#### What to do:
Whenever a line of the records below contains the word "false", copy that line.
__________________________________________________
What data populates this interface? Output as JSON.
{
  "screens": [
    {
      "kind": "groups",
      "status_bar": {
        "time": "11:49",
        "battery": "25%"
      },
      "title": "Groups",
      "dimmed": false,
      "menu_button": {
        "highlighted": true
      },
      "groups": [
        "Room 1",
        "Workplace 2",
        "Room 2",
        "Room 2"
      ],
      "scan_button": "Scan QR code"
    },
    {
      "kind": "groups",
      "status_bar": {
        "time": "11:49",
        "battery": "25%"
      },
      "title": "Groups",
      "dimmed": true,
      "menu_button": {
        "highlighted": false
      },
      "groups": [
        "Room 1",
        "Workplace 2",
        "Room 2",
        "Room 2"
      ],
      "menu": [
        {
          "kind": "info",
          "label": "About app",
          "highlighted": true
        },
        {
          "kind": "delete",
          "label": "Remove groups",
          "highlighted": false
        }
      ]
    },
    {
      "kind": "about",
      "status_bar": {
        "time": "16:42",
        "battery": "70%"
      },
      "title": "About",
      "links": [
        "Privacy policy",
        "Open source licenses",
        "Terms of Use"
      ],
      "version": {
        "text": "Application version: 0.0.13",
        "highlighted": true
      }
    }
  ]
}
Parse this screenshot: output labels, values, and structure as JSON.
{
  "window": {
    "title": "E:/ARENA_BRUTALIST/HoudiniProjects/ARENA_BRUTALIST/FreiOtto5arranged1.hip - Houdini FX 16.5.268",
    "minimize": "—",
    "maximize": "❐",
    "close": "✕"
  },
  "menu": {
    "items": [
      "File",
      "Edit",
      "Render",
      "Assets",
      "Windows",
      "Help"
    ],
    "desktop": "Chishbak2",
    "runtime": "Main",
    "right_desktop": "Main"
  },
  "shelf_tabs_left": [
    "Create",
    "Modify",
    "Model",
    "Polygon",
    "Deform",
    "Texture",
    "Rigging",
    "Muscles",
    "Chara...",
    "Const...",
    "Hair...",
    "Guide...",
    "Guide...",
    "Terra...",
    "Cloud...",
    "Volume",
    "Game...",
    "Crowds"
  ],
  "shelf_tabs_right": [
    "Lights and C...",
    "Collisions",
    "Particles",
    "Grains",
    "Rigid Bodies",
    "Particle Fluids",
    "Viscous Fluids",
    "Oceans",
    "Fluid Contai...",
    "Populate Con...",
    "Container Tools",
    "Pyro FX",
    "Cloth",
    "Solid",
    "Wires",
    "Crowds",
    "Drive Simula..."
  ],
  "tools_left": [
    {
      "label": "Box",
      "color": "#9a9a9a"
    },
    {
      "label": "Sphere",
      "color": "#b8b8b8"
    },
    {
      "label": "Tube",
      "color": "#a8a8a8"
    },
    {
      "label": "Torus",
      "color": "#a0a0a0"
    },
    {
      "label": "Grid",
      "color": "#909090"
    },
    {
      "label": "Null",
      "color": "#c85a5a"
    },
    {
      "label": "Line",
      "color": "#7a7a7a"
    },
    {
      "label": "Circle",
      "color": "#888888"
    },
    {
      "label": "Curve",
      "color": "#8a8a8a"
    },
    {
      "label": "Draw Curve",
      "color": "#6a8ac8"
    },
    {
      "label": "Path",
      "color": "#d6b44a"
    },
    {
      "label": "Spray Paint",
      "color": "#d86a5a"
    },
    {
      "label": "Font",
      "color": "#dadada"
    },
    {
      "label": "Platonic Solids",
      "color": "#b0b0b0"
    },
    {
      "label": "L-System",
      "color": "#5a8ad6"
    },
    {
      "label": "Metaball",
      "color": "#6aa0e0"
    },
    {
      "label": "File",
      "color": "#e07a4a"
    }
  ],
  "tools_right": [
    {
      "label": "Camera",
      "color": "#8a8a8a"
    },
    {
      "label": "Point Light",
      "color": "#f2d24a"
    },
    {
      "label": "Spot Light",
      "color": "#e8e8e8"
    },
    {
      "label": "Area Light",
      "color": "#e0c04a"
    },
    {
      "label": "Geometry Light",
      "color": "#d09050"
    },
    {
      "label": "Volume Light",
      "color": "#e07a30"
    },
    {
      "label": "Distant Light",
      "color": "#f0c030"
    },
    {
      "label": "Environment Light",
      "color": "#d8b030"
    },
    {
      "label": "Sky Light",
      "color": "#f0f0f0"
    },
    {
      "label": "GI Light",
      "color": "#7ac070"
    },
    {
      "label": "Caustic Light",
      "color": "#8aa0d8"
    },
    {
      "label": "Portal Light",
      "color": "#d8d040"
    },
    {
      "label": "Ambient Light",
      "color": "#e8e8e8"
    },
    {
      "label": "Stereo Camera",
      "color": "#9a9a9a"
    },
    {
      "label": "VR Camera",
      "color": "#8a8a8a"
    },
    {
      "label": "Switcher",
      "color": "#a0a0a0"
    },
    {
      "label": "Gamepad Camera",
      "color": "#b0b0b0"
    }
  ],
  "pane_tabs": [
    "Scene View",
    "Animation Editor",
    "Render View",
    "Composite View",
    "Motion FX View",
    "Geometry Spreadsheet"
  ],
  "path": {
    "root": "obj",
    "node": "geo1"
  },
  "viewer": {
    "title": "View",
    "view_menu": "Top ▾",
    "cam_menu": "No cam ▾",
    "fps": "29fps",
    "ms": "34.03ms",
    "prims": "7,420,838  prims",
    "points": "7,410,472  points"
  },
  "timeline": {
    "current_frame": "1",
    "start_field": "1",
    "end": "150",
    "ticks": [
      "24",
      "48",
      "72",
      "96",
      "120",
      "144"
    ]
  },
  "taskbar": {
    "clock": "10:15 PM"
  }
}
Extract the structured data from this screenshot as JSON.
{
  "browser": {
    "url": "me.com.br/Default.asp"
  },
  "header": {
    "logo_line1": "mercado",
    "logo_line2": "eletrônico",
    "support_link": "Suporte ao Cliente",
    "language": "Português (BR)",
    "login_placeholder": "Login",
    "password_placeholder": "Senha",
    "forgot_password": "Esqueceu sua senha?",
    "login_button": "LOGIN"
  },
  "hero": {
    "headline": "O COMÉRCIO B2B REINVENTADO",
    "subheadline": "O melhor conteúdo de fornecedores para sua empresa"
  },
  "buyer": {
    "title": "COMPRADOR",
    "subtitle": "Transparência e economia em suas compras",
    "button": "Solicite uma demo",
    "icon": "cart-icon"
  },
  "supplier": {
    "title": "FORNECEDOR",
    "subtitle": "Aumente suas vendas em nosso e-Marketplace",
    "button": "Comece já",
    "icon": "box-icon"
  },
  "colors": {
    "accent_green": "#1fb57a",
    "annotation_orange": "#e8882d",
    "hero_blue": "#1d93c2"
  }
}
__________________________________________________
#### Answer space:
      "dimmed": false,
        "highlighted": false
          "highlighted": false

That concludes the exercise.